I found AC Big Sandy at this time to be a dismal and horrific experience -- like a description out of Joseph Conrad's Heart of Darkness. But the desire to believe that there is something good in the world can overwhelm reason.

-- Neo

Anonymous said...

"But both the diabolic love and the unearthly hate of the mysteries it had penetrated fought for the possession of that soul satiated with primitive emotions, avid of lying fame, of sham distinction, of all the appearances of success and power.
Sometimes he was contemptibly childish. He desired to have kings meet him at railway-stations on his return from some ghastly Nowhere, where he intended to accomplish great things."

--Heart of Darkness

Anonymous said...
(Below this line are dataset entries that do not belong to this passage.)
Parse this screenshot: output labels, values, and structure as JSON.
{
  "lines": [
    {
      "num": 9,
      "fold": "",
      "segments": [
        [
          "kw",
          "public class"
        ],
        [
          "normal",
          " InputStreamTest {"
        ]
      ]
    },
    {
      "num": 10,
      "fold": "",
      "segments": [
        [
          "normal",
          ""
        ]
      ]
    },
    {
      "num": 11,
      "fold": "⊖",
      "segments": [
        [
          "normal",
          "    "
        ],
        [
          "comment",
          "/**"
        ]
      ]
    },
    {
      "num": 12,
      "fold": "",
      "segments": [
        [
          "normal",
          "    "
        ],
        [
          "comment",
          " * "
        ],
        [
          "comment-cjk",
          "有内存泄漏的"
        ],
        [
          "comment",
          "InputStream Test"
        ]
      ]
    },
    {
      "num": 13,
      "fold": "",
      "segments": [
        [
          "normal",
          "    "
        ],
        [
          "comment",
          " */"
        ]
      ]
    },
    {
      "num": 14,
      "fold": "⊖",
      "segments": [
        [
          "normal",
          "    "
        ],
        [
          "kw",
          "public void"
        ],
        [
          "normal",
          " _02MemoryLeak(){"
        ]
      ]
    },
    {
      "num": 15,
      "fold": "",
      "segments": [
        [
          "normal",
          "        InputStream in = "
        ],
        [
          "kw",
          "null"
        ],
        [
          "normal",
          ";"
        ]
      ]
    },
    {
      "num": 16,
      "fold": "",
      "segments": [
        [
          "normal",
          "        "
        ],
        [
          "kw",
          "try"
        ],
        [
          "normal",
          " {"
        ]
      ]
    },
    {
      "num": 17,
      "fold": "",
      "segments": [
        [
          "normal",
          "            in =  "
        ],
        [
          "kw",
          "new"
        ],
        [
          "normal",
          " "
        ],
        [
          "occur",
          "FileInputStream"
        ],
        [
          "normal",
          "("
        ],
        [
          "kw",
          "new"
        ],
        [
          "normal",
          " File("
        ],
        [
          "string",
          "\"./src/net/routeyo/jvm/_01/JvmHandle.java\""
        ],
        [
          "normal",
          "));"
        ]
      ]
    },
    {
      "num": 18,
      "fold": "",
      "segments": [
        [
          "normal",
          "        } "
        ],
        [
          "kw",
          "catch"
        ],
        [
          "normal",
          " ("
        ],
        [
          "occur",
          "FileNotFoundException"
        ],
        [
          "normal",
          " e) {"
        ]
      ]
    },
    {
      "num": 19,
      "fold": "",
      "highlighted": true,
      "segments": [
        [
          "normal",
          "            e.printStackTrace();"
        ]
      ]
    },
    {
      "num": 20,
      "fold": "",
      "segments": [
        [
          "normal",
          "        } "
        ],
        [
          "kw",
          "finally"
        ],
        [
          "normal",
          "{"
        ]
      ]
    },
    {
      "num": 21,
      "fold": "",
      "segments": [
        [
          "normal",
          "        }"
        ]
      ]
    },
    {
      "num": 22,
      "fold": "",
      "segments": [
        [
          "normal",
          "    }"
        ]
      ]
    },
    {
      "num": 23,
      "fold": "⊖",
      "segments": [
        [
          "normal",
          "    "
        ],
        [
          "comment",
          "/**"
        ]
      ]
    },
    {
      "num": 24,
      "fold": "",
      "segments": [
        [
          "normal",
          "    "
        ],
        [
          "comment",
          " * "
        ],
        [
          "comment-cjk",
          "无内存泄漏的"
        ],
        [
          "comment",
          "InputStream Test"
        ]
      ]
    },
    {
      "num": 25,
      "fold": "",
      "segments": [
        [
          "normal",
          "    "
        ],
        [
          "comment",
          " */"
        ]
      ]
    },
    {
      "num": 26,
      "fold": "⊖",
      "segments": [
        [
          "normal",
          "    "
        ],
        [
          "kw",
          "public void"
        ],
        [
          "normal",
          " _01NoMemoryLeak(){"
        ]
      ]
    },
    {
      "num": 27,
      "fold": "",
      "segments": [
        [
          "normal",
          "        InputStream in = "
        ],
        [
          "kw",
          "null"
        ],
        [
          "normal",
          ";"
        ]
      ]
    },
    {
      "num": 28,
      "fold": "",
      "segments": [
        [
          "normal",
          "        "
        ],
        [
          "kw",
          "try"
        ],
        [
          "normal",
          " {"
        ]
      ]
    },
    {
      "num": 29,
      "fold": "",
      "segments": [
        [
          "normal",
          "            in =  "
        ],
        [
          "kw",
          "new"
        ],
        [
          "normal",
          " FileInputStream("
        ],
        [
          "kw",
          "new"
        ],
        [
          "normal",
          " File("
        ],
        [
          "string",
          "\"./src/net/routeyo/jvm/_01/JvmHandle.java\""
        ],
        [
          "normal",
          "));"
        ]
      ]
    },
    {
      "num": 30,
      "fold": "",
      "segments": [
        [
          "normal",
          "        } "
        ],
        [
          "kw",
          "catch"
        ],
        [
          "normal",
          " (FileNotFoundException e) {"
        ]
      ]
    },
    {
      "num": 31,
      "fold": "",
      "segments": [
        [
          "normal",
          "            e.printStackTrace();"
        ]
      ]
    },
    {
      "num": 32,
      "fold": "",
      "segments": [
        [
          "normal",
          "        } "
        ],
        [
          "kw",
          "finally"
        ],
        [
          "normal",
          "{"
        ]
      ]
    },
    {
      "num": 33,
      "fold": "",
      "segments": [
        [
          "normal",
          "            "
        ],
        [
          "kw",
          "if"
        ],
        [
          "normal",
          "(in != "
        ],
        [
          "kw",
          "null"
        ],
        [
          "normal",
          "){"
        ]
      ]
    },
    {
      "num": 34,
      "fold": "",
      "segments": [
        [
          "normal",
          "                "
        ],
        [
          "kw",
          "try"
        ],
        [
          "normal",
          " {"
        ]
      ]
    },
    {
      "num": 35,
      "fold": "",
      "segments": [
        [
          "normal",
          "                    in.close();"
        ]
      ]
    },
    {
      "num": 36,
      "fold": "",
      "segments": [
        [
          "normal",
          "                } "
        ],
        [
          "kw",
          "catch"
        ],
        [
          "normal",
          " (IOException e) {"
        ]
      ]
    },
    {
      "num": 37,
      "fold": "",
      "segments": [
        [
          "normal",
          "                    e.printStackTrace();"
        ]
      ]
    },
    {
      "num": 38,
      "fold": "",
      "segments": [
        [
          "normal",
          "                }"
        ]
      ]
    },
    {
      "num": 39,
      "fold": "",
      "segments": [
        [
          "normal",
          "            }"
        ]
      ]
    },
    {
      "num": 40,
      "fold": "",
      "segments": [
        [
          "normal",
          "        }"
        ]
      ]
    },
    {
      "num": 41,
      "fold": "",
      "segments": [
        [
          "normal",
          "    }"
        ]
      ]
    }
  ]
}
I had to smile when I read the titles of Greg Doudna's Ambassador College papers. I never went to Ambassador College, but I remember thinking about and writing similar silly essay (privately -- I didn't usually submit such things embarrassing compositions as class assignments in high school or college). It was interesting how he was able to see the error of the WCG's racist doctrines about interracial marriage, but he was a committed believer in British Israelism and the 7,000-year plan and the Jewish festivals. Arguing that we'd gotten Ephraim and Manasseh backwards was actually pretty daring, considering the WCG's straight-jacket on human reason and Bible interpretation. I'm surprised he didn't get disfellowshipped over that one.

The anecdote with which he opens his book is a perfect illustration of the kind of intellectual and cultural environment we had in the old WCG. "Oh sure, it's possible God could reveal new truth to a mere layman. He's never done it before, but He could do if if He wanted to. Harumph!" Never done it before, eh? But didn't we all believe that's exactly what He did in the case of Herbert Armstrong? And how would that WCG minister have explained God's calling Amos from following the flocks of sheep near Tekoa?

But back then, no one in that audience would have dared question that minister's dismissive, arrogant, ignorant non-answer.

Anonymous said...

I guess most of you writing and reading this blog have no idea about Big Sandy and the environs. That picture on the blog is the dirt road leading to the dump in the back of the campus, quite a showdown it seems. Big Sandy was the WCG pre Tkach's liberal answer to HWA's 'conservative' Pasadena.

Anonymous said...

The AC freshman class at Big Sandy in 1972 was one of the largest admitted. It was also one of the most problematic. I heard an AC administrator and evangelist once mention this with a note of consternation in his voice. While most of the students in that class were traditional, a few were revisionist.

For college administrators who expect very compliant and dedicated students every year, any amount of revisionism would be alarming.

For all of its energy and diversity, the class of 1972 did not bring about any major positive changes in AC or WCG. They did talk more than other classes.

-- Neo